Whether you’re installing cedar fence materials yourself or hiring a fencing contractor to do the work, it helps to be conversant in some basic fence terminology. Knowing what the different parts of a fence are called will make it easier to ask questions of your contractor or understand your fence installation instructions. Before embarking upon a fence installation, Salem homeowners should brush up on the following terms:
Corner post: A post at the corner where two sections of fencing meet, usually at a 90-degree angle.
End post: A post that marks the end of a fence line, with holes on only one side for attaching rails. End posts are typically used as gate posts or terminal posts, such as where the fence abuts a house.
Terminal post: The load-bearing post for a line of fencing. The terminal post can be a corner, end or gate post.
Line post: A post located between terminal or end posts to provide support for the fence.
Gate post: The post to which a gate is attached via hinges or latches.
Post cap: A cap that covers the top of a fence post. Post caps are usually used as decorative elements in chain link and vinyl fencing but can also be used on cedar fence materials.
Rail: A horizontal support element to which fence boards or pickets are attached. The distance between rails is known as rail spacing.
Picket: A vertical fence board or element that attaches to the rails. Pickets can be made from any material but are most commonly used in aluminum fences, vinyl fencing and cedar fence materials.
Galvanized: Typically refers to steel fasteners, such as nails or screws, that have been coated in zinc to prevent corrosion. Galvanized fasteners help prevent rust stains on vinyl fencing and cedar fence materials.
Raking: A method for installing sections of fencing on property with a mild grade.

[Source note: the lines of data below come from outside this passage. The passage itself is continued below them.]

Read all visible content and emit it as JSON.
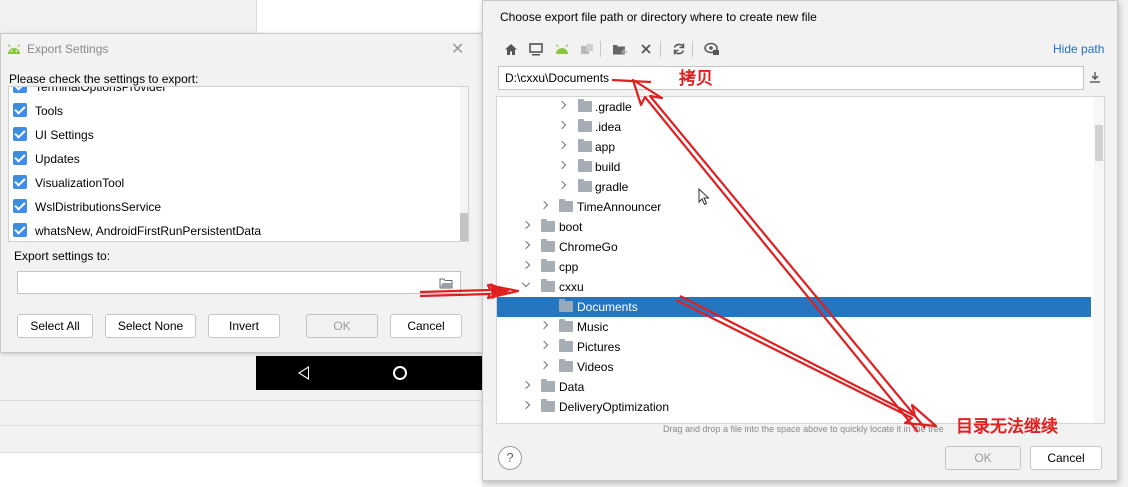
{
  "export_dialog": {
    "title": "Export Settings",
    "prompt": "Please check the settings to export:",
    "items": [
      {
        "label": "TerminalOptionsProvider",
        "checked": true
      },
      {
        "label": "Tools",
        "checked": true
      },
      {
        "label": "UI Settings",
        "checked": true
      },
      {
        "label": "Updates",
        "checked": true
      },
      {
        "label": "VisualizationTool",
        "checked": true
      },
      {
        "label": "WslDistributionsService",
        "checked": true
      },
      {
        "label": "whatsNew, AndroidFirstRunPersistentData",
        "checked": true
      }
    ],
    "export_to_label": "Export settings to:",
    "export_to_value": "",
    "buttons": {
      "select_all": "Select All",
      "select_none": "Select None",
      "invert": "Invert",
      "ok": "OK",
      "cancel": "Cancel"
    }
  },
  "file_dialog": {
    "header": "Choose export file path or directory where to create new file",
    "hide_path": "Hide path",
    "path_value": "D:\\cxxu\\Documents",
    "toolbar_icons": [
      "home-icon",
      "desktop-icon",
      "android-icon",
      "module-icon",
      "new-folder-icon",
      "delete-icon",
      "refresh-icon",
      "show-hidden-icon"
    ],
    "tree": [
      {
        "name": ".gradle",
        "expanded": false,
        "selected": false
      },
      {
        "name": ".idea",
        "expanded": false,
        "selected": false
      },
      {
        "name": "app",
        "expanded": false,
        "selected": false
      },
      {
        "name": "build",
        "expanded": false,
        "selected": false
      },
      {
        "name": "gradle",
        "expanded": false,
        "selected": false
      },
      {
        "name": "TimeAnnouncer",
        "expanded": false,
        "selected": false
      },
      {
        "name": "boot",
        "expanded": false,
        "selected": false
      },
      {
        "name": "ChromeGo",
        "expanded": false,
        "selected": false
      },
      {
        "name": "cpp",
        "expanded": false,
        "selected": false
      },
      {
        "name": "cxxu",
        "expanded": true,
        "selected": false
      },
      {
        "name": "Documents",
        "expanded": false,
        "selected": true
      },
      {
        "name": "Music",
        "expanded": false,
        "selected": false
      },
      {
        "name": "Pictures",
        "expanded": false,
        "selected": false
      },
      {
        "name": "Videos",
        "expanded": false,
        "selected": false
      },
      {
        "name": "Data",
        "expanded": false,
        "selected": false
      },
      {
        "name": "DeliveryOptimization",
        "expanded": false,
        "selected": false
      }
    ],
    "hint": "Drag and drop a file into the space above to quickly locate it in the tree",
    "buttons": {
      "ok": "OK",
      "cancel": "Cancel"
    },
    "help": "?"
  },
  "annotations": {
    "copy": "拷贝",
    "cannot_continue": "目录无法继续",
    "color": "#e02020"
  }
}
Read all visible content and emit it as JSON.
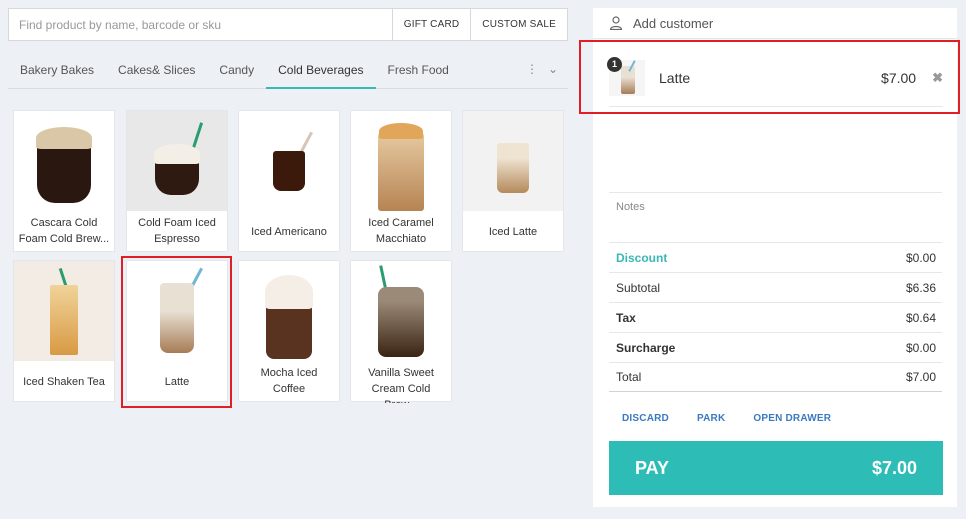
{
  "search": {
    "placeholder": "Find product by name, barcode or sku"
  },
  "header_buttons": {
    "gift_card": "GIFT CARD",
    "custom_sale": "CUSTOM SALE"
  },
  "tabs": [
    {
      "label": "Bakery Bakes",
      "active": false
    },
    {
      "label": "Cakes& Slices",
      "active": false
    },
    {
      "label": "Candy",
      "active": false
    },
    {
      "label": "Cold Beverages",
      "active": true
    },
    {
      "label": "Fresh Food",
      "active": false
    }
  ],
  "tab_more": {
    "icon": "vertical-ellipsis-icon",
    "chevron": "chevron-down-icon"
  },
  "products": [
    {
      "name": "Cascara Cold Foam Cold Brew",
      "display": "Cascara Cold\nFoam Cold Brew..."
    },
    {
      "name": "Cold Foam Iced Espresso",
      "display": "Cold Foam Iced\nEspresso"
    },
    {
      "name": "Iced Americano",
      "display": "Iced Americano"
    },
    {
      "name": "Iced Caramel Macchiato",
      "display": "Iced Caramel\nMacchiato"
    },
    {
      "name": "Iced Latte",
      "display": "Iced Latte"
    },
    {
      "name": "Iced Shaken Tea",
      "display": "Iced Shaken Tea"
    },
    {
      "name": "Latte",
      "display": "Latte"
    },
    {
      "name": "Mocha Iced Coffee",
      "display": "Mocha Iced\nCoffee"
    },
    {
      "name": "Vanilla Sweet Cream Cold Brew",
      "display": "Vanilla Sweet\nCream Cold Brew..."
    }
  ],
  "customer": {
    "label": "Add customer",
    "icon": "user-icon"
  },
  "cart": {
    "items": [
      {
        "qty": "1",
        "name": "Latte",
        "price": "$7.00"
      }
    ]
  },
  "notes": {
    "placeholder": "Notes"
  },
  "totals": {
    "discount": {
      "label": "Discount",
      "value": "$0.00"
    },
    "subtotal": {
      "label": "Subtotal",
      "value": "$6.36"
    },
    "tax": {
      "label": "Tax",
      "value": "$0.64"
    },
    "surcharge": {
      "label": "Surcharge",
      "value": "$0.00"
    },
    "total": {
      "label": "Total",
      "value": "$7.00"
    }
  },
  "actions": {
    "discard": "DISCARD",
    "park": "PARK",
    "open_drawer": "OPEN DRAWER"
  },
  "pay": {
    "label": "PAY",
    "amount": "$7.00"
  },
  "colors": {
    "accent": "#2dbcb6",
    "highlight": "#e01e25",
    "link": "#3a7abf"
  }
}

Stair stepping: A method for installing fence materials on a steep grade, with sections installed at different heights to create a stair-step appearance.